The Civil Rights Act 1964 was a major piece of legislation in the United States that made it illegal to discriminate based on race, colour, sex, national origin or religion. In addition to this it made it illegal to have unequal voter registration applications and ended segregation in schools, ay work and in civil society.
The act itself was criticised for not going far enough and not having sufficient powers of enforcement, but this was rectified by further legislation and amendments. The Civil Rights Act was signed into law by President Lyndon Johnson on July 2nd 1964.
Background & Legislative Passage:

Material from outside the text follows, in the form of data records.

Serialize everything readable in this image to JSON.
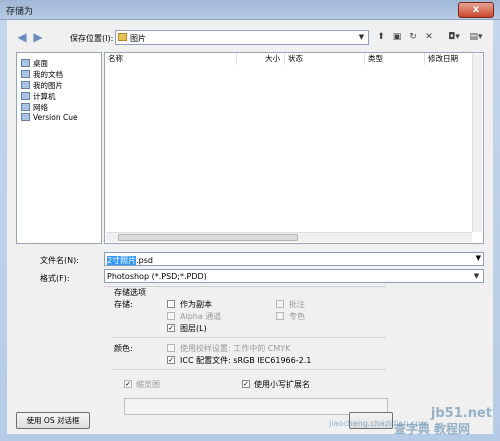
{
  "window": {
    "title": "存储为",
    "close_label": "x"
  },
  "toolbar": {
    "back_icon": "back-arrow-icon",
    "forward_icon": "forward-arrow-icon",
    "save_in_label": "保存位置(I):",
    "save_in_value": "图片"
  },
  "places": [
    {
      "label": "桌面",
      "icon": "desktop-icon"
    },
    {
      "label": "我的文档",
      "icon": "documents-icon"
    },
    {
      "label": "我的图片",
      "icon": "pictures-icon"
    },
    {
      "label": "计算机",
      "icon": "computer-icon"
    },
    {
      "label": "网络",
      "icon": "network-icon"
    },
    {
      "label": "Version Cue",
      "icon": "version-cue-icon"
    }
  ],
  "columns": [
    "名称",
    "大小",
    "状态",
    "类型",
    "修改日期"
  ],
  "filename": {
    "label": "文件名(N):",
    "selected": "2寸照片",
    "rest": ".psd"
  },
  "format": {
    "label": "格式(F):",
    "value": "Photoshop (*.PSD;*.PDD)"
  },
  "options": {
    "title": "存储选项",
    "save_label": "存储:",
    "as_copy": "作为副本",
    "annotations": "批注",
    "alpha": "Alpha 通道",
    "spot": "专色",
    "layers": "图层(L)",
    "color_label": "颜色:",
    "proof": "使用校样设置: 工作中的 CMYK",
    "icc": "ICC 配置文件: sRGB IEC61966-2.1",
    "thumbnail": "缩览图",
    "lowercase": "使用小写扩展名"
  },
  "buttons": {
    "os_dialog": "使用 OS 对话框"
  },
  "watermark": {
    "site": "jb51.net",
    "sub": "查字典 教程网",
    "url": "jiaocheng.chazidian.com"
  }
}
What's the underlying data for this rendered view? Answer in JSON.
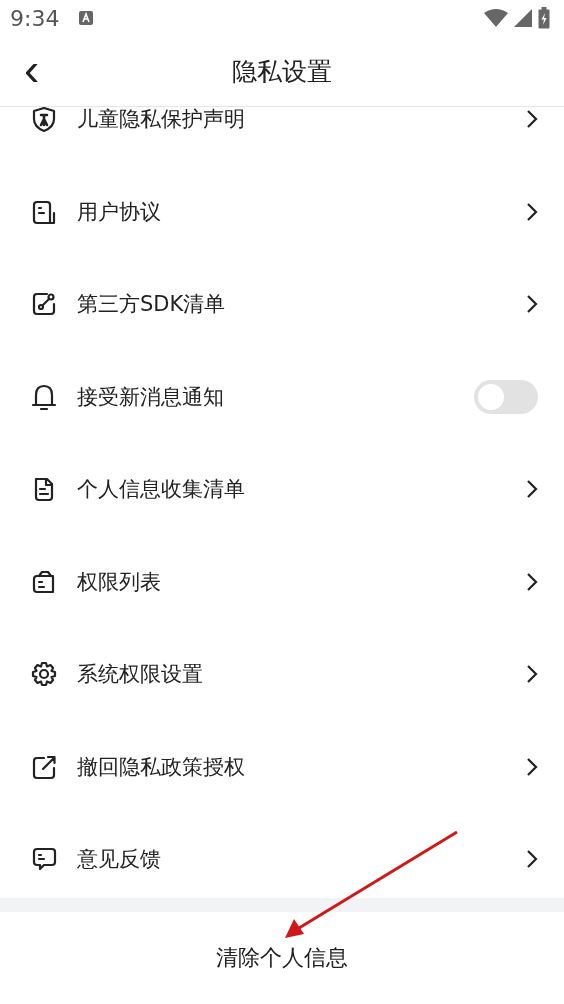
{
  "status_bar": {
    "time": "9:34"
  },
  "header": {
    "back_glyph": "‹",
    "title": "隐私设置"
  },
  "items": [
    {
      "kind": "link",
      "label": "儿童隐私保护声明"
    },
    {
      "kind": "link",
      "label": "用户协议"
    },
    {
      "kind": "link",
      "label": "第三方SDK清单"
    },
    {
      "kind": "toggle",
      "label": "接受新消息通知",
      "on": false
    },
    {
      "kind": "link",
      "label": "个人信息收集清单"
    },
    {
      "kind": "link",
      "label": "权限列表"
    },
    {
      "kind": "link",
      "label": "系统权限设置"
    },
    {
      "kind": "link",
      "label": "撤回隐私政策授权"
    },
    {
      "kind": "link",
      "label": "意见反馈"
    }
  ],
  "bottom_button": {
    "label": "清除个人信息"
  }
}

The Civil Rights Act has its origins in the Kennedy Administration when he gave his Civil Rights Speech in June 1963. Whilst the bill was a milestone in itself, many civil rights campaigners did not feel it went far enough in addressing the national problems that existed. There was no protection from discrimination in private employment, nor any powers for lawsuits to be brought against organisations who were found to be segregating on racial grounds and/or discriminating.
President Kennedy sent the first version of the Civil Rights Act to Congress on June 19th 1963, declaring it imperative. When the bill entered into the House Judiciary Committee the committee chairman Emmanuel Celler. On the back of this, Congressional leaders were called to the White House in October 1963 in order to plan the passage of the bill onto the House floor. In November 1963 the bill was reported out of committee, but faced a significant barrier from Democratic Chairman of the Rules Committee Howard Smith who was a segregationist. It was his intention to keep the bill off the floor.
After the assassination of Kennedy, President Johnson used his legislative experience and bullying tactics to support the bill. The bill eventually made it out of the House Rules Committee after the winter recess of the House.
The bill was then presented to the Senate where it bypassed normal procedure in order to give it a better chance of success. The most vocal opposition to the bill came from Senator Strom Thurmond of South Carolina. He claimed that the bill was unconstitutional and extended beyond reason. Thurmond among others managed to filibuster the bill for 54 days, a number of Senators attempted a weaker bill in the hope that it would pass. The House decided that the revised bill was not substantially different from their own so allowed it to pass.